Google is a dominant, content-driven internet company moving into the software space. Having handily won the battle of the internet — which Microsoft didn’t understand (MSN anyone?) until it was too late — Google is now trying to move in on Microsoft’s dominance of the browser market, as well as roll out its own operation system (OS).
Making a Sony/Google partnership all the more dangerous is the fact that there is no overlap between the two companies. Sony is hardware, Google is software/data. Contrast this corporate harmony with Microsoft’s competitive relationship with Sony and Google — and just about everyone else on the planet — and it’s clear that Microsoft is facing the most daunting challenge of its relatively short, high-flying life.
(Because Microsoft chose to involve itself in every available market, and often did so using what are euphemistically called ‘aggressive business practices’, it has few allies, and little corporate goodwill or trust to draw on. Even its current alliance with Amazon and Yahoo — both much weaker than either Sony or Google — is defined not by common interests but only by common enemies. Historically, such alliances tend to be short-lived.)

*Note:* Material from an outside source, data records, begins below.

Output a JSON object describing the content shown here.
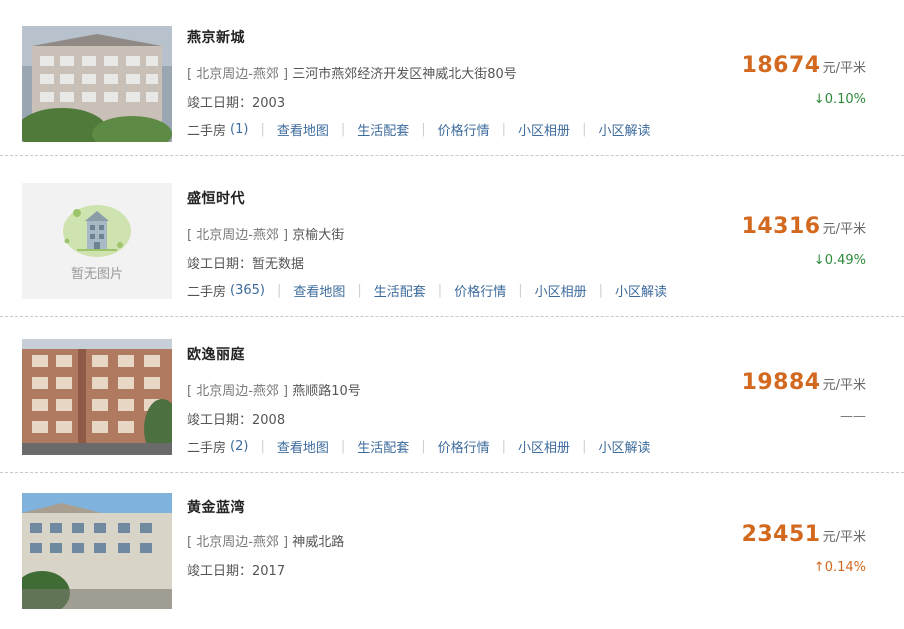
{
  "listings": [
    {
      "name": "燕京新城",
      "area": "[ 北京周边-燕郊 ]",
      "address": "三河市燕郊经济开发区神威北大街80号",
      "year_label": "竣工日期：2003",
      "price": "18674",
      "unit": "元/平米",
      "change": "↓0.10%",
      "change_dir": "down",
      "has_image": true,
      "image_alt": "",
      "secondhand_label": "二手房",
      "secondhand_count": "(1)",
      "links": [
        "查看地图",
        "生活配套",
        "价格行情",
        "小区相册",
        "小区解读"
      ]
    },
    {
      "name": "盛恒时代",
      "area": "[ 北京周边-燕郊 ]",
      "address": "京榆大街",
      "year_label": "竣工日期：暂无数据",
      "price": "14316",
      "unit": "元/平米",
      "change": "↓0.49%",
      "change_dir": "down",
      "has_image": false,
      "image_alt": "暂无图片",
      "secondhand_label": "二手房",
      "secondhand_count": "(365)",
      "links": [
        "查看地图",
        "生活配套",
        "价格行情",
        "小区相册",
        "小区解读"
      ]
    },
    {
      "name": "欧逸丽庭",
      "area": "[ 北京周边-燕郊 ]",
      "address": "燕顺路10号",
      "year_label": "竣工日期：2008",
      "price": "19884",
      "unit": "元/平米",
      "change": "——",
      "change_dir": "none",
      "has_image": true,
      "image_alt": "",
      "secondhand_label": "二手房",
      "secondhand_count": "(2)",
      "links": [
        "查看地图",
        "生活配套",
        "价格行情",
        "小区相册",
        "小区解读"
      ]
    },
    {
      "name": "黄金蓝湾",
      "area": "[ 北京周边-燕郊 ]",
      "address": "神威北路",
      "year_label": "竣工日期：2017",
      "price": "23451",
      "unit": "元/平米",
      "change": "↑0.14%",
      "change_dir": "up",
      "has_image": true,
      "image_alt": "",
      "secondhand_label": "",
      "secondhand_count": "",
      "links": []
    }
  ],
  "colors": {
    "price": "#d2691e",
    "link": "#3d6b9c",
    "down": "#2e8b3a",
    "up": "#d2691e"
  }
}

In belated fashion, Microsoft has launched its own new search engine — Bing — which attacks Googles core business. Google’s Chrome OS is clearly a direct assault on Microsoft’s core Windows operating system business. Microsoft is also trying to keep Sony from dominating the home electronics market, in large part because that would mean Sony can dictate terms to Microsoft, or leave Microsoft behind and go with Google’s new Chrome browser/OS combo. All while Microsoft struggles to find relevance after its failed (and surprisingly meaningless) Vista launch.
And who can forget the announcement two weeks ago that Microsoft was joining Amazon, Yahoo and others in opposing Google’s recent court settlement of a class-action suit which clears the way for Google to offer millions of titles through its Google Book Service? Yes, the same Google Book Service that Sony is going to use to fill its new e-readers with content…
How does all this relate to web fiction writers? I don’t know that it does.
But the Sony/Google partnership is so perfect in so many ways that it almost creates a new kind of monopoly: one which spans two companies working in perfect synergy to achieve their collaborative goals. I don’t know how Microsoft fights something like that, and if Microsoft can’t that pretty much spells defeat for you and me if Google and Sony decide they want to do something that isn’t in our best interest.
Stay tuned. And as always: keep your eye on Apple. I think they have some very difficult choices to make.
— Mark Barrett
Ma Joad says
Although many court cases have been heard, and various precedents have been set regarding the ownership of private data, nothing even vaguely like the Title II HIPAA guidelines exists for economic or personal information about individuals and groups. It’s also still ridiculously easy for anyone to established a false presence on the internet, either pretending to be someone who doesn’t exist, or pretending to be someone who actually does exist.
I think it would also be naive to assume — particular after 9/11, when pressure was on to comply with federal requests for information regardless of the legality of those requests — that the federal government does not have access to any online data collected by any source. If government agents can request a list of the books you checked out at your public library, I would think it’s probably more likely that they would be able to leverage information from profit-driven companies who may have a vested interest in maintaining a positive relationship with government officials who also craft legislation that affects their industry.
In the end, there’s little anyone can do but opt out, which of course carries a punitive price in modern society. (And even then someone may establish an online presence in your name, causing you real-world difficulties even though you yourself decided not to go digital.) I suspect there will be a few celebrated cases in the next decade or two which help clarify the picture, but for now I think individuals are actually quite exposed and on their own.
And hey — say hi to Tom for me. He’s a good man.